Harvard University has announced that its new president will be Claudine Gay, the dean of Harvard’s Faculty of Arts and Sciences. She will be the first African American, and second woman, to ascend to the presidency, succeeding Lawrence S. Bacow.
Dr. Gay will take office in July 2023, just as the university faces a pivotal Supreme Court decision that may force it to revise its longstanding admissions processes, which have been criticized for considering factors that favor white and wealthy candidates while also using affirmative action to bolster enrollment by Black and Hispanic students.
As a proponent of increased diversity in hiring, as well as an expert on minority representation and political participation in government, Dr. Gay may be ideally suited to the task, supporters said.
“Claudine is a remarkable leader who is profoundly devoted to sustaining and enhancing Harvard’s academic excellence,” said Penny Pritzker, the chair of the presidential search committee.
Dr. Gay started at Harvard in 2006 as a professor of government, and in 2008, she was also appointed as a professor of African and African American studies. Her scholarship has explored how the election of minority officeholders affects citizens’ perception of government, cooperation between minority groups and how housing mobility programs affect political participation for the poor, according to the university.

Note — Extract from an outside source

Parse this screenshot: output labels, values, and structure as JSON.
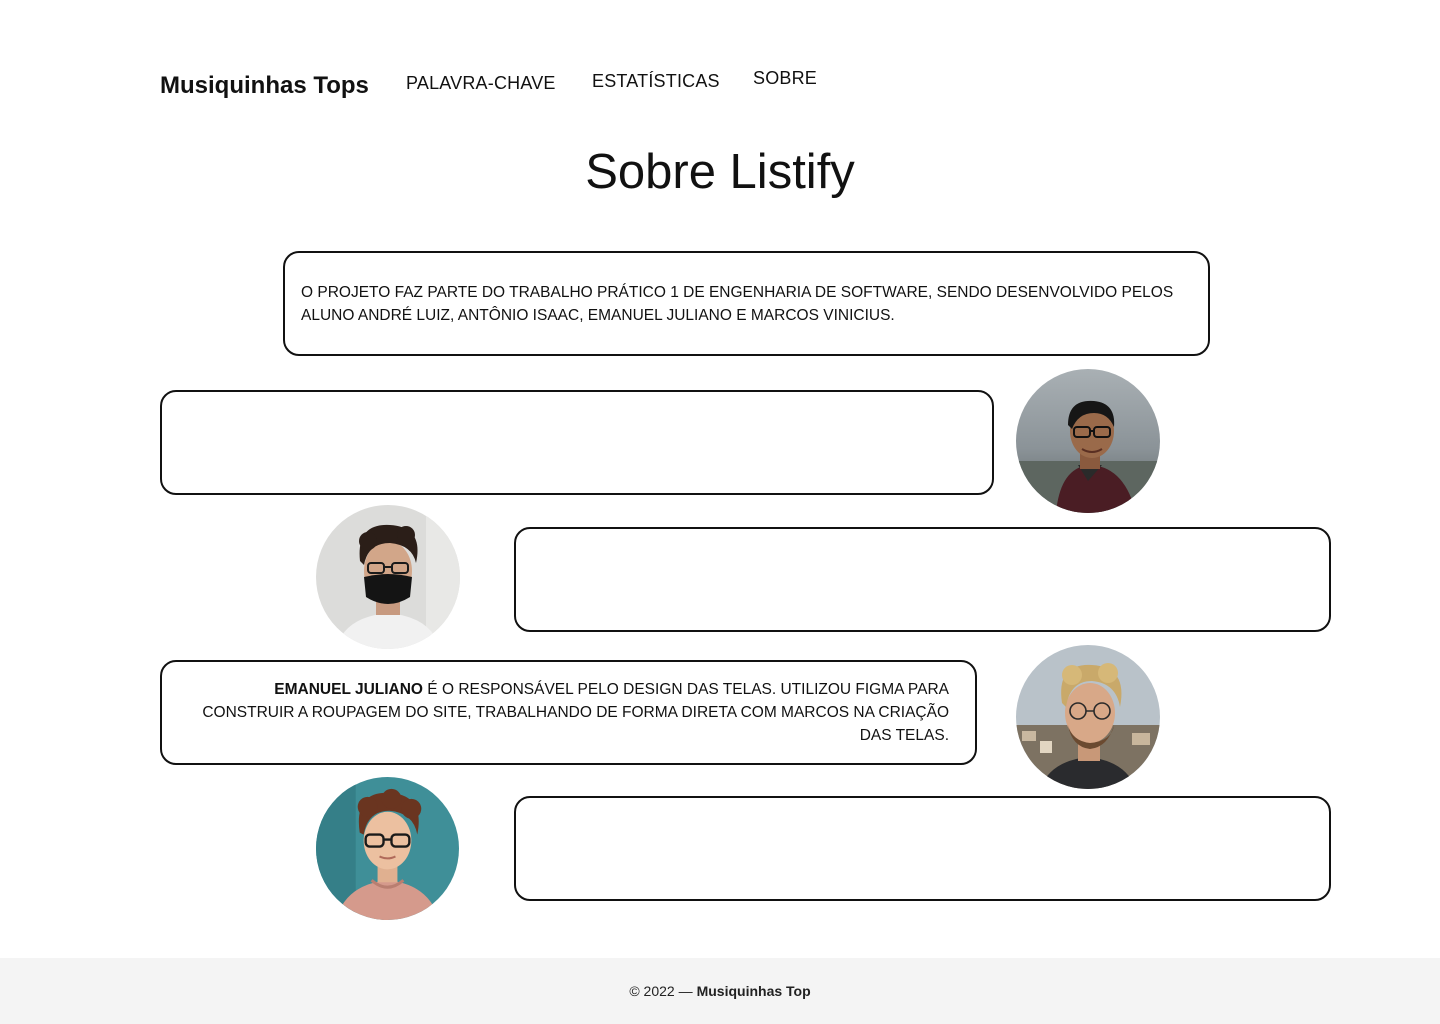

Before joining Harvard’s faculty, Dr. Gay taught political science at Stanford University, where she earned a bachelor’s degree in economics. She earned her doctorate from Harvard in 1998.
Her tenure as dean has not been without highly publicized controversies. This year, several dozen Harvard professors, including some of the university’s most prominent, signed an open letter to Dr. Gay following her decision to discipline John L. Comaroff, a professor of African American Studies and Anthropology. He had been placed on academic leave following allegations of sexual misconduct. Most of the professors later retracted their names from the letter.

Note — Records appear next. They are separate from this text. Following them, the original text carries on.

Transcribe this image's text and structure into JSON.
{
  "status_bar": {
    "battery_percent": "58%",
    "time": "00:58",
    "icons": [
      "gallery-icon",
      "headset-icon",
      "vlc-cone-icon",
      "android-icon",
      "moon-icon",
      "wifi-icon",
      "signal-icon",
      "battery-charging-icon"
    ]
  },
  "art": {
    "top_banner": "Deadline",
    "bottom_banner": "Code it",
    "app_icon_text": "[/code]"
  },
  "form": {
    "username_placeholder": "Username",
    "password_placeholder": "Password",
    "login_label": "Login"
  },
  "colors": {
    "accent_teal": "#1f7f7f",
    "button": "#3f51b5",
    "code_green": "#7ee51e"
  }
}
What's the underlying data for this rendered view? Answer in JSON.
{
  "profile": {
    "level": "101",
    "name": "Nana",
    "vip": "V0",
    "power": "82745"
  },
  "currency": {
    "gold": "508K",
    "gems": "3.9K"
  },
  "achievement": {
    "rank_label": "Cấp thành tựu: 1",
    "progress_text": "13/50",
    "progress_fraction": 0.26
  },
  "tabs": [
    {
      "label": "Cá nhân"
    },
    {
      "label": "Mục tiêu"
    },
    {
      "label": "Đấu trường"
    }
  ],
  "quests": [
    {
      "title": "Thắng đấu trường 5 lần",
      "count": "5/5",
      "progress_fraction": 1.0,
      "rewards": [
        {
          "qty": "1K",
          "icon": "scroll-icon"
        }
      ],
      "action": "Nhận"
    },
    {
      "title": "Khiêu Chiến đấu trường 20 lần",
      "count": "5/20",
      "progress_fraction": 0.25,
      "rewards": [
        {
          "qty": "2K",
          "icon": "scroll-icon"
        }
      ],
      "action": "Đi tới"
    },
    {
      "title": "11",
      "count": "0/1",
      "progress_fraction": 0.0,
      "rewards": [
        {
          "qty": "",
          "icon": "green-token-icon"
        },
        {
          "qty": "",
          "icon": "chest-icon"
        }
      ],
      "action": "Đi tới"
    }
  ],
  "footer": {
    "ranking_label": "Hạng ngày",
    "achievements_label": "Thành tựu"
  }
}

An investigation by the university found that Dr. Comaroff had engaged in verbal conduct that violated university policies, but it did not confirm claims of unwanted sexual contact. A lawsuit against the university was filed by three women who said they were victims.

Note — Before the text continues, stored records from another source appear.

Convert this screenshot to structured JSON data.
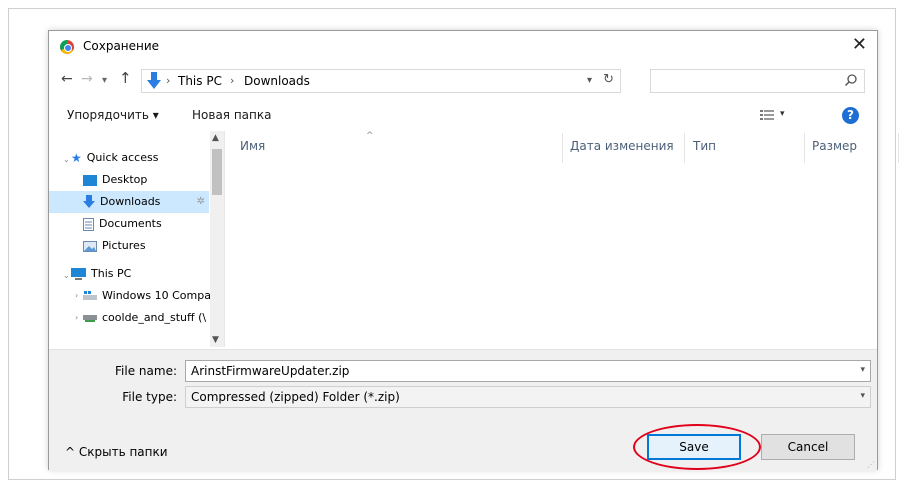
{
  "dialog": {
    "title": "Сохранение",
    "close_label": "✕"
  },
  "navigation": {
    "back": "←",
    "forward": "→",
    "recent": "▾",
    "up": "↑",
    "path": [
      "This PC",
      "Downloads"
    ],
    "separator": "›",
    "dropdown": "▾",
    "refresh": "↻",
    "search_placeholder": ""
  },
  "toolbar": {
    "organize": "Упорядочить ▾",
    "new_folder": "Новая папка",
    "view_dropdown": "▾",
    "help": "?"
  },
  "tree": {
    "quick_access": "Quick access",
    "items": [
      {
        "label": "Desktop",
        "icon": "desktop-icon"
      },
      {
        "label": "Downloads",
        "icon": "download-arrow-icon",
        "selected": true
      },
      {
        "label": "Documents",
        "icon": "document-icon"
      },
      {
        "label": "Pictures",
        "icon": "pictures-icon"
      }
    ],
    "this_pc": "This PC",
    "subitems": [
      {
        "label": "Windows 10 Compa",
        "icon": "drive-icon"
      },
      {
        "label": "coolde_and_stuff (\\",
        "icon": "network-drive-icon"
      }
    ],
    "pin_glyph": "✲",
    "expand_glyph": "›"
  },
  "file_list": {
    "sort_glyph": "^",
    "columns": [
      "Имя",
      "Дата изменения",
      "Тип",
      "Размер"
    ]
  },
  "save_form": {
    "file_name_label": "File name:",
    "file_name_value": "ArinstFirmwareUpdater.zip",
    "file_type_label": "File type:",
    "file_type_value": "Compressed (zipped) Folder (*.zip)",
    "combo_arrow": "▾",
    "hide_folders": "^  Скрыть папки",
    "save_label": "Save",
    "cancel_label": "Cancel"
  },
  "colors": {
    "accent": "#0078d7",
    "selection": "#cce8ff",
    "annotation": "#e1001a",
    "help": "#1e6fd4"
  }
}
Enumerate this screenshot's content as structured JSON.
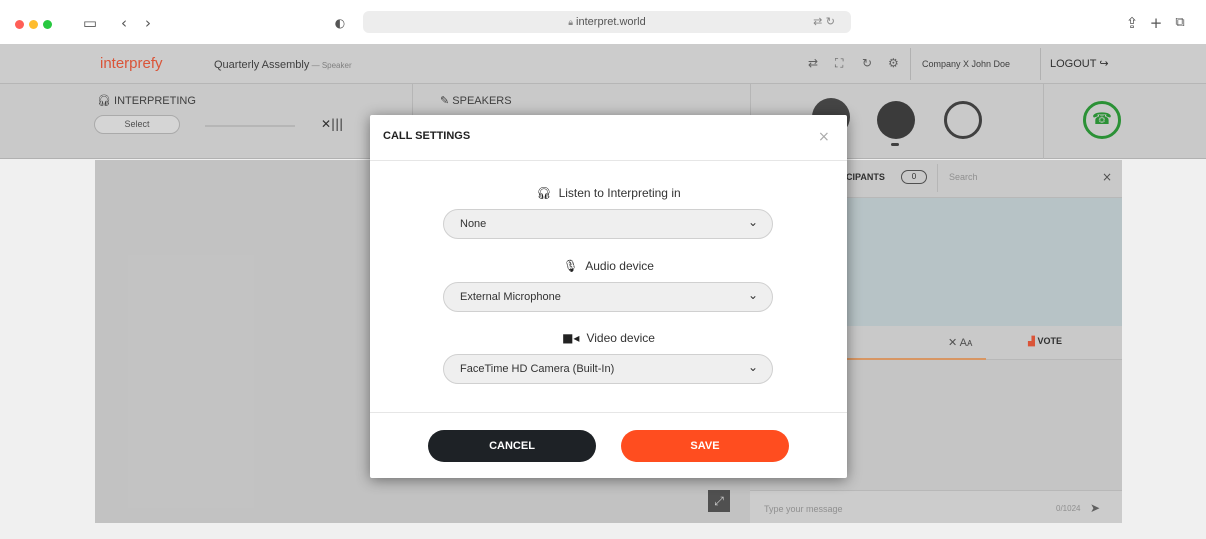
{
  "browser": {
    "url": "interpret.world",
    "window_icons": {
      "sidebar": "sidebar-icon",
      "back": "chevron-left-icon",
      "forward": "chevron-right-icon",
      "shield": "shield-icon",
      "share": "share-icon",
      "new_tab": "plus-icon",
      "tabs": "tabs-icon",
      "translate": "translate-icon",
      "reload": "reload-icon"
    }
  },
  "app": {
    "brand": "interprefy",
    "meeting_title": "Quarterly Assembly",
    "meeting_role": " — Speaker",
    "user": "Company X John Doe",
    "logout": "LOGOUT",
    "colors": {
      "brand": "#e85a3c",
      "accent": "#ff4d1f",
      "dark": "#1e2226",
      "call_green": "#2e9b3a"
    }
  },
  "toolbar": {
    "interpreting_label": "INTERPRETING",
    "select_label": "Select",
    "speakers_label": "SPEAKERS"
  },
  "panel": {
    "participants_label": "CIPANTS",
    "search_placeholder": "Search",
    "font_size_label": "Aᴀ",
    "vote_label": "VOTE",
    "chat_placeholder": "Type your message",
    "char_count": "0/1024"
  },
  "modal": {
    "title": "CALL SETTINGS",
    "interpreting": {
      "label": "Listen to Interpreting in",
      "value": "None"
    },
    "audio": {
      "label": "Audio device",
      "value": "External Microphone"
    },
    "video": {
      "label": "Video device",
      "value": "FaceTime HD Camera (Built-In)"
    },
    "cancel_label": "CANCEL",
    "save_label": "SAVE"
  }
}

The selection of Dr. Gay, the daughter of Haitian immigrants, was the product of a large-scale search that generated more than 600 nominations and included more than 20 committee meetings, Ms. Pritzker said. The search committee was composed of members of the university’s governing boards, the Harvard Corporation and Board of Overseers.